(Data extracted from a collection)

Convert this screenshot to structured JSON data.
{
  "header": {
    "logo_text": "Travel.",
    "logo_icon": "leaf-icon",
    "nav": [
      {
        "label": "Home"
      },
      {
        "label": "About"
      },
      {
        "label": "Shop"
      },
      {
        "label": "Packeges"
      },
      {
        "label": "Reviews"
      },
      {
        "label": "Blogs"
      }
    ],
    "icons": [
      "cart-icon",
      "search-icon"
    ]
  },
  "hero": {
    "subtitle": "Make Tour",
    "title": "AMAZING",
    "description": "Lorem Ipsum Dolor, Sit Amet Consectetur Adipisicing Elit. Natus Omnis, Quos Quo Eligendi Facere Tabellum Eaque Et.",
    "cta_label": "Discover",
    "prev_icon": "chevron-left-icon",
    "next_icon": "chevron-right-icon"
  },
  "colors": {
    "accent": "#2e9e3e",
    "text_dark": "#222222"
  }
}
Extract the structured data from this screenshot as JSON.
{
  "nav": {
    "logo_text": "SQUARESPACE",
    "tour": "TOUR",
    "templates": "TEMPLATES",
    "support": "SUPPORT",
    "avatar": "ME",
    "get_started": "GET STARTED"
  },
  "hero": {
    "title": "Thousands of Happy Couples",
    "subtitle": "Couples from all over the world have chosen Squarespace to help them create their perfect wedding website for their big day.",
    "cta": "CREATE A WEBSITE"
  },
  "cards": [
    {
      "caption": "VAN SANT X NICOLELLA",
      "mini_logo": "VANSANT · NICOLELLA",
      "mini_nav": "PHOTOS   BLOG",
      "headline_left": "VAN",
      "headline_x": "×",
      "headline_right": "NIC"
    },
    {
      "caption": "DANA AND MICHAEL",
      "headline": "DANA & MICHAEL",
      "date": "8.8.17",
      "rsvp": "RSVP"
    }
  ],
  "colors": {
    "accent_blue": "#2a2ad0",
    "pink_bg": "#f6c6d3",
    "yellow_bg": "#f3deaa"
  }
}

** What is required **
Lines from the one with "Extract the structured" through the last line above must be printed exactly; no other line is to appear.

** Response to this task **
Extract the structured data from this screenshot as JSON.
{
  "nav": {
    "logo_text": "SQUARESPACE",
    "tour": "TOUR",
    "templates": "TEMPLATES",
    "support": "SUPPORT",
    "avatar": "ME",
    "get_started": "GET STARTED"
  },
  "hero": {
    "title": "Thousands of Happy Couples",
    "subtitle": "Couples from all over the world have chosen Squarespace to help them create their perfect wedding website for their big day.",
    "cta": "CREATE A WEBSITE"
  },
  "cards": [
    {
      "caption": "VAN SANT X NICOLELLA",
      "mini_logo": "VANSANT · NICOLELLA",
      "mini_nav": "PHOTOS   BLOG",
      "headline_left": "VAN",
      "headline_x": "×",
      "headline_right": "NIC"
    },
    {
      "caption": "DANA AND MICHAEL",
      "headline": "DANA & MICHAEL",
      "date": "8.8.17",
      "rsvp": "RSVP"
    }
  ],
  "colors": {
    "accent_blue": "#2a2ad0",
    "pink_bg": "#f6c6d3",
    "yellow_bg": "#f3deaa"
  }
}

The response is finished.